After some back and forth, Savard said Tyndall’s wife told her she could only be paid that day if she drove to Tyndall’s home to pick up the check. Another union member went for her, but Tyndall’s wife failed to sign the check. According to Parker, Tyndall’s wife said she could pick up part of the money she was owed at Sessions that day and could receive the rest that Sunday. When they Parker and Savard went in to pick up Parker’s check and to request a signature on Savard’s at about 7 p.m. on the evening of June 29, about 20 IWW members and other supporters walked to the business behind them, lining the sidewalk in front with signs calling for full payment of owed wages.
During the week Tyndall e-mailed Savard and Parker and said he legally wasn’t required to pay them until Sunday, July 1, because employers are allowed to pay fired employees on the next regularly scheduled pay period. While Tyndall’s statement is accurate for hours worked since the last pay period on June 15, it does not apply to past due wages both said they were owed. Commenting generally on such cases, Fink and employment lawyer David Puryear said past due wages should be paid immediately.

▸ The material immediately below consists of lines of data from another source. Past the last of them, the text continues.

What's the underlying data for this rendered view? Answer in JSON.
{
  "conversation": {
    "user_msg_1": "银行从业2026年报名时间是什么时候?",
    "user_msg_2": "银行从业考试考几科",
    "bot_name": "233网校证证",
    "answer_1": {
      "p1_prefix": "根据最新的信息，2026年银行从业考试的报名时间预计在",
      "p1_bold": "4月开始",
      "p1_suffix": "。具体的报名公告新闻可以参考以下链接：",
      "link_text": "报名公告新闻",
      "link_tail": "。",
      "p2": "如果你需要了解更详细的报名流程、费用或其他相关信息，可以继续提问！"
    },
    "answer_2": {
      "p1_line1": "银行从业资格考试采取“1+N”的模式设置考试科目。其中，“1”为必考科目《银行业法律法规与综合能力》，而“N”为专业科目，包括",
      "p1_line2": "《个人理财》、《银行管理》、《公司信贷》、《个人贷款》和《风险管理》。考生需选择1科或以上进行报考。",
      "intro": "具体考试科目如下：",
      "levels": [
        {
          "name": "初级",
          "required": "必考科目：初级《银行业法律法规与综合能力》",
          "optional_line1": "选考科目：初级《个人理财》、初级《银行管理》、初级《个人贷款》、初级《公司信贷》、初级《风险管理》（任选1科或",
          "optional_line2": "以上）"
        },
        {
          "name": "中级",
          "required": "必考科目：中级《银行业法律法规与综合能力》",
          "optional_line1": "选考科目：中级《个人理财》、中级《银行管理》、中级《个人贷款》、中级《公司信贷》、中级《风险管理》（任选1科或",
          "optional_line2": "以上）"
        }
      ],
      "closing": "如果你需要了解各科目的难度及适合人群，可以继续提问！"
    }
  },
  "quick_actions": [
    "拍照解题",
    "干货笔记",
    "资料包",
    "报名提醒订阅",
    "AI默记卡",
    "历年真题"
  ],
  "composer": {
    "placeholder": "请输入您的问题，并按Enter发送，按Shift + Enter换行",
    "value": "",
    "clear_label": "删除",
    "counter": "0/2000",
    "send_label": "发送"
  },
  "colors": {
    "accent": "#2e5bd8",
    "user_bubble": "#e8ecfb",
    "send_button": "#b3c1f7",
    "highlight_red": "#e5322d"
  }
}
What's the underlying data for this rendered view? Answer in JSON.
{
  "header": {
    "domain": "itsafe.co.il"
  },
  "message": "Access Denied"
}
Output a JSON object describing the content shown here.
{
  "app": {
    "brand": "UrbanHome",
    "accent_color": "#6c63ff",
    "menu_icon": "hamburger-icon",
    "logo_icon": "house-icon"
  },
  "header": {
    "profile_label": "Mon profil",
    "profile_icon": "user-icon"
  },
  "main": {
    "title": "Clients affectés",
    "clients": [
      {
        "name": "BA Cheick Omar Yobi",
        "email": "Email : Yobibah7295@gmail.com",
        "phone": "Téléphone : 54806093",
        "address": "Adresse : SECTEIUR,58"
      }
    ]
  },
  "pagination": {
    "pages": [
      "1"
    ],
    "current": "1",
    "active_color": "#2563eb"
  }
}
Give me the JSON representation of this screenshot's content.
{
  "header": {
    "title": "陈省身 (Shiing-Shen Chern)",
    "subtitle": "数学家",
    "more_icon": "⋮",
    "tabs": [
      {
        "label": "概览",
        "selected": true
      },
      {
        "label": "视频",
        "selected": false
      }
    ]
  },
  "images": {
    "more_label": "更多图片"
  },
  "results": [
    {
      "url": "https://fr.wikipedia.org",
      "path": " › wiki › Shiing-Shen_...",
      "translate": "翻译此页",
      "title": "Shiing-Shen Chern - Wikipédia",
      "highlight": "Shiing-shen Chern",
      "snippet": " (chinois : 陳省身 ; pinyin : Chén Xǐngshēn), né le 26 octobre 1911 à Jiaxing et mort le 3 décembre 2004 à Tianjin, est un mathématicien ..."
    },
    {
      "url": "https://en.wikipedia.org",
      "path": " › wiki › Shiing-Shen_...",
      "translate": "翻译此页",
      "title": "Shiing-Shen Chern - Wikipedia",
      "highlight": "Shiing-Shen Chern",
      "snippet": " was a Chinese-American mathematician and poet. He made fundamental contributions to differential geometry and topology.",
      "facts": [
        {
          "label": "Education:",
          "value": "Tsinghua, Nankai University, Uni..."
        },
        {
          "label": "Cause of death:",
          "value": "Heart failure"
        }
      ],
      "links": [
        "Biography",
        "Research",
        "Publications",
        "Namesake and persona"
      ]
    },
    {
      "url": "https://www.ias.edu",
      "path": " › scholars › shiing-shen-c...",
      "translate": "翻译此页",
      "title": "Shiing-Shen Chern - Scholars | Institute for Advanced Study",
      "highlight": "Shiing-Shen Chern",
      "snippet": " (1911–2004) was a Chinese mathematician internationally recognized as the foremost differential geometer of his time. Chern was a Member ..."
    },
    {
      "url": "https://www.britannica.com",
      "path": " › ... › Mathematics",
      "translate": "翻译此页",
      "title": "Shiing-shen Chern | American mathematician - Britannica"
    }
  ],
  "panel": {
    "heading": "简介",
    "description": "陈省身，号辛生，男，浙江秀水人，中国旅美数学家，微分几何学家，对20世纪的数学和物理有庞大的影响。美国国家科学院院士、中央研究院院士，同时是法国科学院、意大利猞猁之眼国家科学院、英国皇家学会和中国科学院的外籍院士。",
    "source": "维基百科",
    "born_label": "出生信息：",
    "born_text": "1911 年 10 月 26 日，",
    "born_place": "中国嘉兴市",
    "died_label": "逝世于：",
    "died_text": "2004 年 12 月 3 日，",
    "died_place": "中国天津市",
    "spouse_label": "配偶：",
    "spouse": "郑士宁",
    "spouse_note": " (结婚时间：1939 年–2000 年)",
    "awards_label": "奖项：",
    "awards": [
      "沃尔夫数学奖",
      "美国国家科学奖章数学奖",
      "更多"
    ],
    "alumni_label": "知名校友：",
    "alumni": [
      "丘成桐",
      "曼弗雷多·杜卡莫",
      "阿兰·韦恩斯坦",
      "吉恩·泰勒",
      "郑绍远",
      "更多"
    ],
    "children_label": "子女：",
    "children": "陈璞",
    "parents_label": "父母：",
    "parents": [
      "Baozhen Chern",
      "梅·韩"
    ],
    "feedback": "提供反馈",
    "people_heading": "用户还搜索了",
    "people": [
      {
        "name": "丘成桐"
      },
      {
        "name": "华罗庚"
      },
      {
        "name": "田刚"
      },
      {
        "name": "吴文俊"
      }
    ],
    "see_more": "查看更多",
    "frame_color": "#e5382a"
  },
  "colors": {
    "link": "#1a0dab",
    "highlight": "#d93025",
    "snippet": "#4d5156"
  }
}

“The basic law in North Carolina is that wages are due on the regular pay day so by implication if these are past due there isn’t any basis for the employer to fail to go ahead and pay wages that are past due to await the next regular pay day,” Puryear said.
In a call for support circulated online the night before the action, the Greensboro IWW said it wasn’t trying to turn customers away, but attempting to apply pressure to the owner through public awareness.
“Many workers at a local business have reported being underpaid or not paid at all over the past two months,” the release said. “Several employees have been fired and not paid substantial back wages — hundreds and hundreds of dollars — including three who were fired this week and current employees are still owed money.”
Savard said the public action directly led to their speedy payment and that the prospect of another ensured Parker would receive the rest of her money July 1. A statement posted on the Greensboro IWW’s Facebook page July 1 declared victory, saying both had been paid in full.
Larry Morse and his wife Claire found out about the action through the Peace & Justice Network.
“I went because I have a basic belief in supporting workers rights and employers not abusing people by underpaying or not paying people,” he said.
“It shouldn’t get to a point where an employer has to have a picket outside of the establishment.”
Parker, who is not a member of the union, said she was thankful that Savard had connections to a formal support network. Initially other coworkers supported them, even meeting with them to write the letter with demands.
One of their former co-workers told them he was getting a lawyer to try and recover his back wages. Savard said others encouraged them to do the protest, but said they were afraid if they participated they wouldn’t receive the money they were owed.
“I didn’t think it was going to be that easy, but I figured we would be paid because we were standing together,” Parker said. “I think if I went into it alone it would have been a lot harder to get Allen to pay me what he owed me.”